Written by Tré Berry III | 04/25/2021
ESPN’s headline attraction lived up to the expectations of entertainment, and it was 🇲🇽Emmanuel “Vaquero” Navarrete (33-1-0, 28KO) loudly defending his WBO Featherweight title, knocking out 🇵🇷Christopher “Pitufo” Diaz (26-3-0, 16KO) late in the bout, despite a Herculean effort from the challenger, who was willing to give his all in the waning moments, but it wasn’t enough to swamp the power punching accuracy that Navarrete implemented down the stretch.
The first round was an interesting one, with both fighters holding their cards close to their vest, with both using heavy lateral movement. Diaz landed a nice counter-right hand, a shot that Navarrete is constantly open for, and typically isn’t made to pay for that mistake.
Pitufo landed it once again early in the second, and was doing a very good job, evading the Titlist’s power, and circling out the way, re-establishing himself in the center of the ring. It was early, but Diaz had command of the action through the first 2 rounds of combat – an interesting development as it unfolded.
Navarrete did get himself on the board, landing an extremely long, awkward left hook as Diaz thought he was out of range to get hit, and Emmanuel began to let his hands go. Diaz in round 4 got back to his blueprint, peppering the body with the jab, slide stepping, the occasional counter right hand over the top, and keeping the Champion off-balanced, and he did a good job in doing so within the round…that until Navarrete landed a long, lead leaping in left uppercut that landed right on the button of the chin that dropped the challenger. Diaz got up to his feet, and had the intent to exchange to the final bell.
Diaz shook the cobwebs off in the corner, and got back to business, while Navarrete continued his high work output, looking to chop Diaz down again. Some furious exchanges occurred in the 5th round, much of those exchanges featuring better work by Diaz, as he clearly had the advantage in closed quarters inside of Navarrete’s freakishly rangy reach, and Navarrete doing his damage from the outside with his awkward delivery, and unpredictability.
Navarrete, though he didn’t land much early in the 6th round, his workrate bothered Diaz, and kept him in a shell that didn’t allow him to get anything off, which was a plus for the Champ. Diaz did work himself back in the round with quality body work – an interesting round from a scorers perspective.
Vaquero was inflicting compiling damage in the 7th round. Per warnings by the Referee, a point was taken away from Diaz. Considering the way the fight was going, Diaz opened up his arsenal in the rest of the round, adapting his approach, looking to hurt the Champ at all costs.
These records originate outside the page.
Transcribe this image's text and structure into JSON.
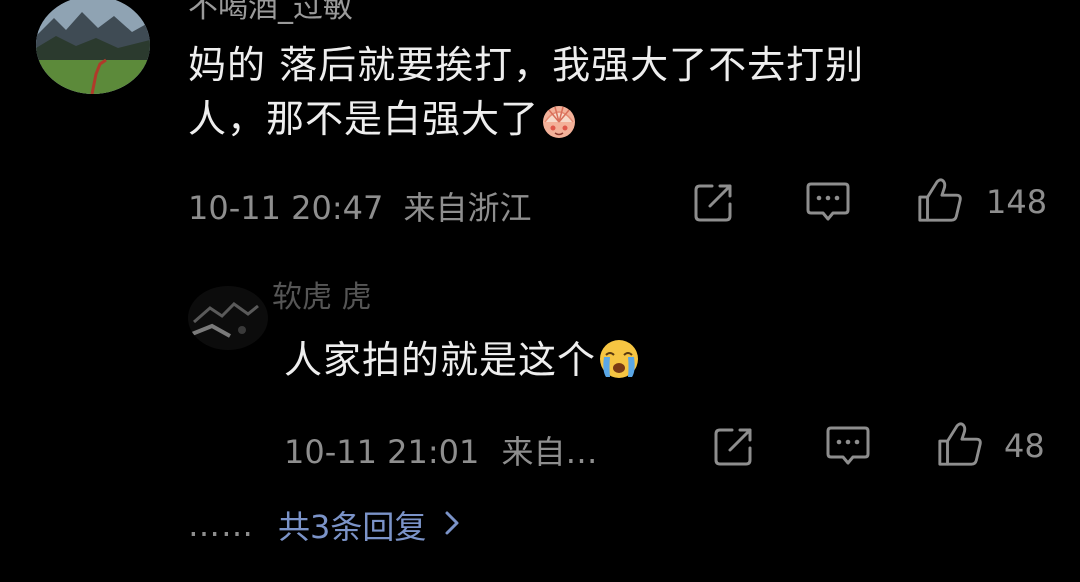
{
  "comment": {
    "username": "不喝酒_过敏",
    "text_line1": "妈的 落后就要挨打，我强大了不去打别",
    "text_line2": "人，那不是白强大了",
    "emoji_name": "fan-blush-emoji",
    "timestamp": "10-11 20:47",
    "location": "来自浙江",
    "like_count": "148"
  },
  "reply": {
    "username": "软虎 虎",
    "text": "人家拍的就是这个",
    "emoji_name": "crying-face-emoji",
    "timestamp": "10-11 21:01",
    "location": "来自…",
    "like_count": "48"
  },
  "more_replies": {
    "dots": "……",
    "label": "共3条回复",
    "chevron_icon": "chevron-right-icon"
  },
  "colors": {
    "background": "#000000",
    "text_primary": "#eeeeee",
    "text_secondary": "#8e8e8e",
    "link": "#7b93c8"
  },
  "icons": [
    "share-icon",
    "comment-icon",
    "thumbs-up-icon"
  ]
}
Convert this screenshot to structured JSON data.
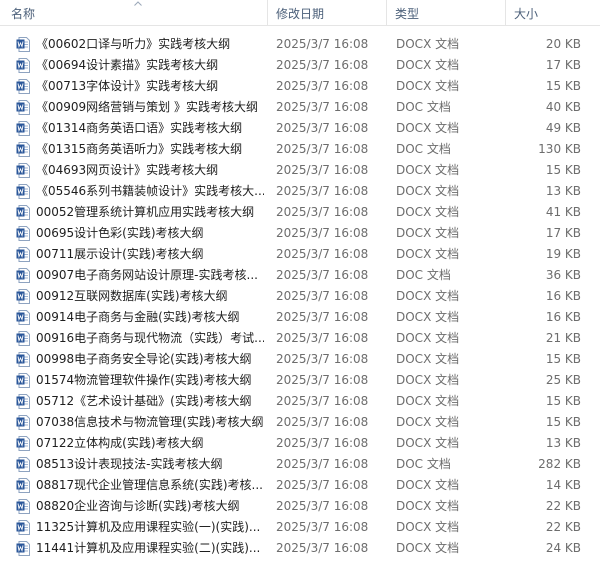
{
  "header": {
    "name_label": "名称",
    "date_label": "修改日期",
    "type_label": "类型",
    "size_label": "大小",
    "sort_icon": "chevron-up-icon"
  },
  "colors": {
    "header_text": "#4c607a",
    "word_blue": "#2b579a",
    "muted_text": "#6d6d6d"
  },
  "files": [
    {
      "name": "《00602口译与听力》实践考核大纲",
      "date": "2025/3/7 16:08",
      "type": "DOCX 文档",
      "size": "20 KB"
    },
    {
      "name": "《00694设计素描》实践考核大纲",
      "date": "2025/3/7 16:08",
      "type": "DOCX 文档",
      "size": "17 KB"
    },
    {
      "name": "《00713字体设计》实践考核大纲",
      "date": "2025/3/7 16:08",
      "type": "DOCX 文档",
      "size": "15 KB"
    },
    {
      "name": "《00909网络营销与策划 》实践考核大纲",
      "date": "2025/3/7 16:08",
      "type": "DOC 文档",
      "size": "40 KB"
    },
    {
      "name": "《01314商务英语口语》实践考核大纲",
      "date": "2025/3/7 16:08",
      "type": "DOCX 文档",
      "size": "49 KB"
    },
    {
      "name": "《01315商务英语听力》实践考核大纲",
      "date": "2025/3/7 16:08",
      "type": "DOC 文档",
      "size": "130 KB"
    },
    {
      "name": "《04693网页设计》实践考核大纲",
      "date": "2025/3/7 16:08",
      "type": "DOCX 文档",
      "size": "15 KB"
    },
    {
      "name": "《05546系列书籍装帧设计》实践考核大...",
      "date": "2025/3/7 16:08",
      "type": "DOCX 文档",
      "size": "13 KB"
    },
    {
      "name": "00052管理系统计算机应用实践考核大纲",
      "date": "2025/3/7 16:08",
      "type": "DOCX 文档",
      "size": "41 KB"
    },
    {
      "name": "00695设计色彩(实践)考核大纲",
      "date": "2025/3/7 16:08",
      "type": "DOCX 文档",
      "size": "17 KB"
    },
    {
      "name": "00711展示设计(实践)考核大纲",
      "date": "2025/3/7 16:08",
      "type": "DOCX 文档",
      "size": "19 KB"
    },
    {
      "name": "00907电子商务网站设计原理-实践考核...",
      "date": "2025/3/7 16:08",
      "type": "DOC 文档",
      "size": "36 KB"
    },
    {
      "name": "00912互联网数据库(实践)考核大纲",
      "date": "2025/3/7 16:08",
      "type": "DOCX 文档",
      "size": "16 KB"
    },
    {
      "name": "00914电子商务与金融(实践)考核大纲",
      "date": "2025/3/7 16:08",
      "type": "DOCX 文档",
      "size": "16 KB"
    },
    {
      "name": "00916电子商务与现代物流（实践）考试...",
      "date": "2025/3/7 16:08",
      "type": "DOCX 文档",
      "size": "21 KB"
    },
    {
      "name": "00998电子商务安全导论(实践)考核大纲",
      "date": "2025/3/7 16:08",
      "type": "DOCX 文档",
      "size": "15 KB"
    },
    {
      "name": "01574物流管理软件操作(实践)考核大纲",
      "date": "2025/3/7 16:08",
      "type": "DOCX 文档",
      "size": "25 KB"
    },
    {
      "name": "05712《艺术设计基础》(实践)考核大纲",
      "date": "2025/3/7 16:08",
      "type": "DOCX 文档",
      "size": "15 KB"
    },
    {
      "name": "07038信息技术与物流管理(实践)考核大纲",
      "date": "2025/3/7 16:08",
      "type": "DOCX 文档",
      "size": "15 KB"
    },
    {
      "name": "07122立体构成(实践)考核大纲",
      "date": "2025/3/7 16:08",
      "type": "DOCX 文档",
      "size": "13 KB"
    },
    {
      "name": "08513设计表现技法-实践考核大纲",
      "date": "2025/3/7 16:08",
      "type": "DOC 文档",
      "size": "282 KB"
    },
    {
      "name": "08817现代企业管理信息系统(实践)考核...",
      "date": "2025/3/7 16:08",
      "type": "DOCX 文档",
      "size": "14 KB"
    },
    {
      "name": "08820企业咨询与诊断(实践)考核大纲",
      "date": "2025/3/7 16:08",
      "type": "DOCX 文档",
      "size": "22 KB"
    },
    {
      "name": "11325计算机及应用课程实验(一)(实践)...",
      "date": "2025/3/7 16:08",
      "type": "DOCX 文档",
      "size": "22 KB"
    },
    {
      "name": "11441计算机及应用课程实验(二)(实践)...",
      "date": "2025/3/7 16:08",
      "type": "DOCX 文档",
      "size": "24 KB"
    }
  ]
}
The 8th round was a damn good one, with both fighters upping the ante, delivering what was promised once we learned of this fight being made months ago. An excellent combination from Vaquero took the legs away from Diaz, and put him on the canvas again. for the count. Navarrete made sure to punish him some more, and Diaz couldn’t take any more of it, going down to his knees for a 2nd time in the round, and third time in the fight. Beaten and bloody, he mustered enough fortitude to get up, convincing the Ref he could continue, and made it out of the round.
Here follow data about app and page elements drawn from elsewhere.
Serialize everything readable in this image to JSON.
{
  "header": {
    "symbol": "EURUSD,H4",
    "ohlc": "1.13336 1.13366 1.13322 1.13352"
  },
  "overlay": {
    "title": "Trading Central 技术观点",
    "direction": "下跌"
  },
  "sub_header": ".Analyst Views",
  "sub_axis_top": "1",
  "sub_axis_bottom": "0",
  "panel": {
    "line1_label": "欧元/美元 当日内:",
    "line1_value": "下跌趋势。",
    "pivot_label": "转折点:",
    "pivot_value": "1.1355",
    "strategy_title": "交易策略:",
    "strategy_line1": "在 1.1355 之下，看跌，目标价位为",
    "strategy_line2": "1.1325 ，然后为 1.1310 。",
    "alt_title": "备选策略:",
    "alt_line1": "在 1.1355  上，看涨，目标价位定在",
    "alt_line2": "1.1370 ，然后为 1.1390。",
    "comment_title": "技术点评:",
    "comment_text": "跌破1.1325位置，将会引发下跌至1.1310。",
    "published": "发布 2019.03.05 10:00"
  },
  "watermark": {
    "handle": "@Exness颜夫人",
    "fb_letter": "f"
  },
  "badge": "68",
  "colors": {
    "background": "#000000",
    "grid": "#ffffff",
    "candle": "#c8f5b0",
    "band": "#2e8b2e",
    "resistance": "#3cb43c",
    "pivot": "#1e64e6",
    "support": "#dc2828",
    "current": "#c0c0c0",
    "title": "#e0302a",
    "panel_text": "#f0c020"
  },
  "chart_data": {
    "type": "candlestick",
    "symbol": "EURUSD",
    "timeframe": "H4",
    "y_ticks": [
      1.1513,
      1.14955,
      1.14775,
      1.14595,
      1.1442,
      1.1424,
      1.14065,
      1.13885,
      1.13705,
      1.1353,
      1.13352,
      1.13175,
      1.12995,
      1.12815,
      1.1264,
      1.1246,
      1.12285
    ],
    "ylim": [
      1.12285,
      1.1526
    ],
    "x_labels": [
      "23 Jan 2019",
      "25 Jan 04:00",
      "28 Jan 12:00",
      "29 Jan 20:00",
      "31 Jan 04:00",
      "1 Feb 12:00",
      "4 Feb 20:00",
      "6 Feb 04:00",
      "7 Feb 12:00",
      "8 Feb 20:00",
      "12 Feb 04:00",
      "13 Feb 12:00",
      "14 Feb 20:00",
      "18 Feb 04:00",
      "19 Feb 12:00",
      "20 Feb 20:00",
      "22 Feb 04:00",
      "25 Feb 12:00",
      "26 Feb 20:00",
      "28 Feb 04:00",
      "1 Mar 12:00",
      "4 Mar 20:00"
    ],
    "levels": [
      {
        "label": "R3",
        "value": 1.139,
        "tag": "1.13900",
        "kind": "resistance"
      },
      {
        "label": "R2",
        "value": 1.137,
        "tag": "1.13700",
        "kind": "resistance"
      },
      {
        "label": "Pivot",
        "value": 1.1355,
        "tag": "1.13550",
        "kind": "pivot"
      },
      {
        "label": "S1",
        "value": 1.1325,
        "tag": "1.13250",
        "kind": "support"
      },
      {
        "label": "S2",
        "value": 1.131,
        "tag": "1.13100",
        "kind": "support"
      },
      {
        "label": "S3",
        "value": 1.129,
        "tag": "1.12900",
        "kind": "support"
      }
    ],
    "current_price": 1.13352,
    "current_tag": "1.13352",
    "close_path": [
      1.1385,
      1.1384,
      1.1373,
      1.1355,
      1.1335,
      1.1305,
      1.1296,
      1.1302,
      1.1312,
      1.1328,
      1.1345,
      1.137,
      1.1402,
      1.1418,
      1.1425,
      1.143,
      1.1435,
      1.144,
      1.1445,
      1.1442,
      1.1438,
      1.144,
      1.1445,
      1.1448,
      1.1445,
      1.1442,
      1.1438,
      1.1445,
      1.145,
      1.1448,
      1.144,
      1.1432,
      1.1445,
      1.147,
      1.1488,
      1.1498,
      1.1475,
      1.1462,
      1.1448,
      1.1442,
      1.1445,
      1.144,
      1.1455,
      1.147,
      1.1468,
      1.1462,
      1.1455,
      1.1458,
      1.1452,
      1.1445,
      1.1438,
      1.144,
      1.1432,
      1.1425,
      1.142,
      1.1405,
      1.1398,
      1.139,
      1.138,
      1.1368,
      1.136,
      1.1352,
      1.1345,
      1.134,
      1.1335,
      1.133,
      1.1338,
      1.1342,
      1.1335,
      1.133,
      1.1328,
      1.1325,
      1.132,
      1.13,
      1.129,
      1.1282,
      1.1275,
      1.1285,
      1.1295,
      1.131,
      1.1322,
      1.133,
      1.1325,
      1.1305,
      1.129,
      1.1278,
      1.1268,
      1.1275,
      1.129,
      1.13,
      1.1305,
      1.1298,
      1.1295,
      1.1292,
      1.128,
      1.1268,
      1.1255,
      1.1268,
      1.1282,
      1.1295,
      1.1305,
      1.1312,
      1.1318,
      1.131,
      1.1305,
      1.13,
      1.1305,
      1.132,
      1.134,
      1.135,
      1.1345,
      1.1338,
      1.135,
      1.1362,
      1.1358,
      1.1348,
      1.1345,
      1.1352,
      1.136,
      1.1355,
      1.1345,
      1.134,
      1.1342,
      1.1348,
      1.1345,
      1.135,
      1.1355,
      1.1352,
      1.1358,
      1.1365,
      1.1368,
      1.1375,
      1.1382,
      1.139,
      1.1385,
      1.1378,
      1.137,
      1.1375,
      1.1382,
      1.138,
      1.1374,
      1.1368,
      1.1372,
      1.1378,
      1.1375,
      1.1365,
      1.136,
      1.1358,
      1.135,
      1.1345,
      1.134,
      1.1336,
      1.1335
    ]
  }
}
Desperate times brings the warrior out of the gutsy, and Diaz fired away with the power, trying anything possible to get back into the fight. Navarrete landed all of what looked to be a 8, 9 punch combination from angles you’d never expect to be hit from, and somehow Diaz stood up to it, but was indicative of how dominate Navarrete was in the backend of the ninth.
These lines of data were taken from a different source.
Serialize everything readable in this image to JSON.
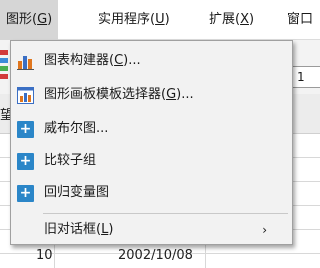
{
  "menubar": {
    "items": [
      {
        "label": "图形(",
        "key": "G",
        "suffix": ")"
      },
      {
        "label": "实用程序(",
        "key": "U",
        "suffix": ")"
      },
      {
        "label": "扩展(",
        "key": "X",
        "suffix": ")"
      },
      {
        "label": "窗口"
      }
    ]
  },
  "toolbar": {
    "field_value": "1"
  },
  "grid": {
    "header_fragment": "望",
    "cells": {
      "row_num": "10",
      "date": "2002/10/08"
    }
  },
  "graphs_menu": {
    "items": [
      {
        "label": "图表构建器(",
        "key": "C",
        "suffix": ")...",
        "icon": "chart-builder-icon"
      },
      {
        "label": "图形画板模板选择器(",
        "key": "G",
        "suffix": ")...",
        "icon": "graphboard-icon"
      },
      {
        "label": "威布尔图...",
        "icon": "plus-icon"
      },
      {
        "label": "比较子组",
        "icon": "plus-icon"
      },
      {
        "label": "回归变量图",
        "icon": "plus-icon"
      },
      {
        "label": "旧对话框(",
        "key": "L",
        "suffix": ")",
        "submenu_arrow": "›"
      }
    ]
  },
  "colors": {
    "active_menu_bg": "#d6d6d6",
    "icon_blue": "#2b86c8",
    "menu_bg": "#f2f2f2"
  }
}
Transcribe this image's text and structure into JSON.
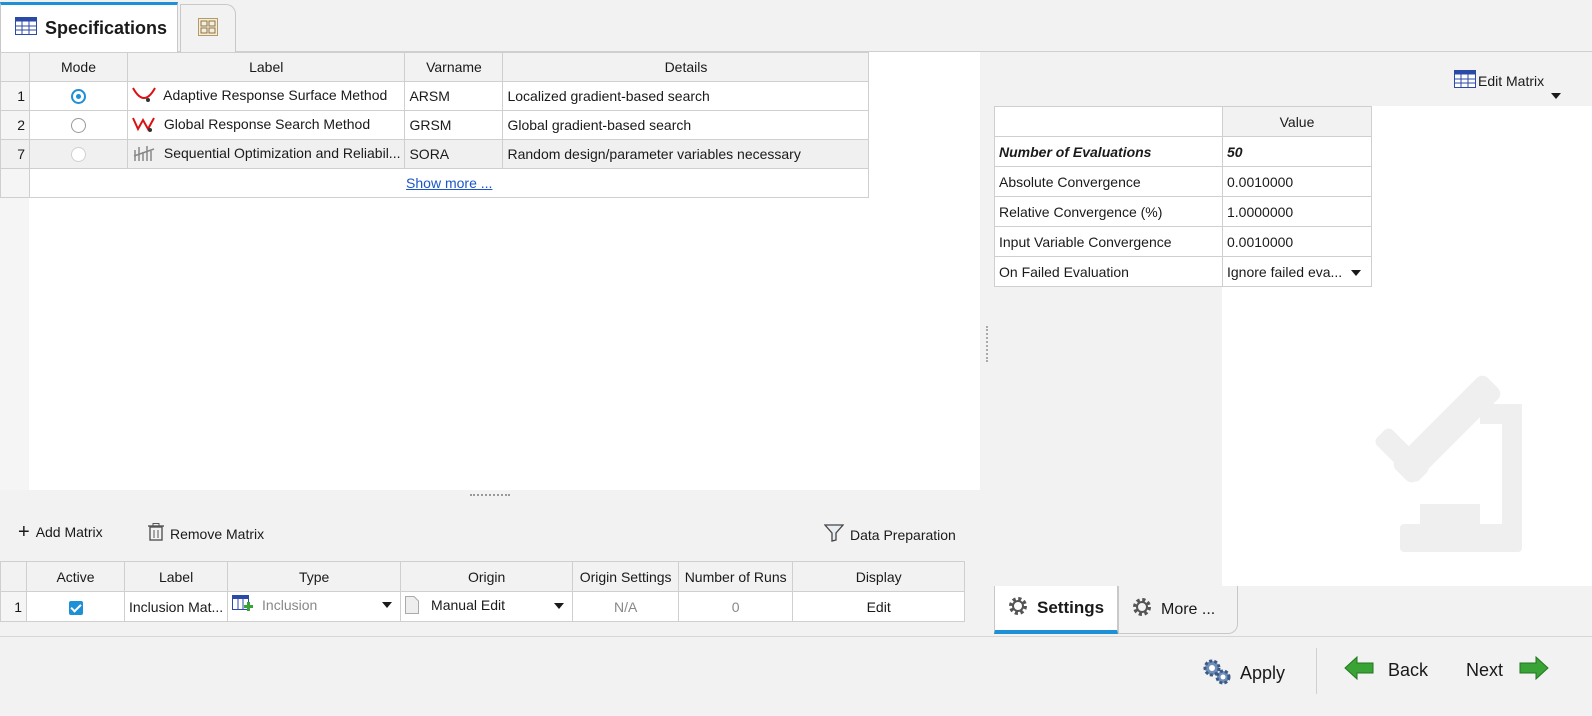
{
  "tabs": {
    "specifications": "Specifications"
  },
  "methods": {
    "columns": [
      "Mode",
      "Label",
      "Varname",
      "Details"
    ],
    "rows": [
      {
        "num": "1",
        "label": "Adaptive Response Surface Method",
        "varname": "ARSM",
        "details": "Localized gradient-based search",
        "selected": true
      },
      {
        "num": "2",
        "label": "Global Response Search Method",
        "varname": "GRSM",
        "details": "Global gradient-based search",
        "selected": false
      },
      {
        "num": "7",
        "label": "Sequential Optimization and Reliabil...",
        "varname": "SORA",
        "details": "Random design/parameter variables necessary",
        "selected": false
      }
    ],
    "show_more": "Show more ..."
  },
  "toolbar": {
    "add_matrix": "Add Matrix",
    "remove_matrix": "Remove Matrix",
    "data_preparation": "Data Preparation"
  },
  "matrix": {
    "columns": [
      "Active",
      "Label",
      "Type",
      "Origin",
      "Origin Settings",
      "Number of Runs",
      "Display"
    ],
    "rows": [
      {
        "num": "1",
        "active": true,
        "label": "Inclusion Mat...",
        "type": "Inclusion",
        "origin": "Manual Edit",
        "origin_settings": "N/A",
        "runs": "0",
        "display": "Edit"
      }
    ]
  },
  "settings_panel": {
    "edit_matrix": "Edit Matrix",
    "value_header": "Value",
    "rows": [
      {
        "label": "Number of Evaluations",
        "value": "50"
      },
      {
        "label": "Absolute Convergence",
        "value": "0.0010000"
      },
      {
        "label": "Relative Convergence (%)",
        "value": "1.0000000"
      },
      {
        "label": "Input Variable Convergence",
        "value": "0.0010000"
      },
      {
        "label": "On Failed Evaluation",
        "value": "Ignore failed eva..."
      }
    ]
  },
  "bottom_tabs": {
    "settings": "Settings",
    "more": "More ..."
  },
  "footer": {
    "apply": "Apply",
    "back": "Back",
    "next": "Next"
  },
  "colors": {
    "accent": "#1e90d6",
    "link": "#1b55c9",
    "arrow_green": "#3aa335"
  }
}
Diaz showed his guts down the stretch, especially a herculean effort in the 12th round that I’ll personally never forget, but even that wasn’t enough to fully turn the tide, as Navarrete landed a devastating series of blows that had Pitufo damaged beyond repair, forcing him to collapse under his feet. Considering the immense amount of damage that occurred from the heavy fists of Navarrete, the Referee surprisingly allowed Diaz to continue with seconds left, but it appeared as if a Ring Doctor stepped on to the apron to signal for the stoppage, giving Navarrete the scintillating stoppage, in one of his more impressive performances since making it to the big stage.
EMANUEL NAVARRETE’S PLACEMENT AT THE FEATHERWEIGHT DIVISION
The question is a valid one, how good is Emmanuel Navarrete in this division well, I’ll say this, I see no drop offs in his ability, size, reach, or power, so he looks to be every part of the fighter he was at Super-Bantamweight, which relegates him to be an elite Featherweight. With 🇬🇧Josh Warrington losing, top fighters like 🇺🇸Shakur Stevenson, and 🇺🇸Oscar Valdez moving up in weight, and with 🇺🇸Gary Russell Jr. fighting seemingly once every 5 years…for a division that doesn’t have a true Ring-Magazine Champion, Navarrete should rank high up there with the best of them, and the lot will have to find a way to deal with the heavily effective awkwardness that he brings to the table.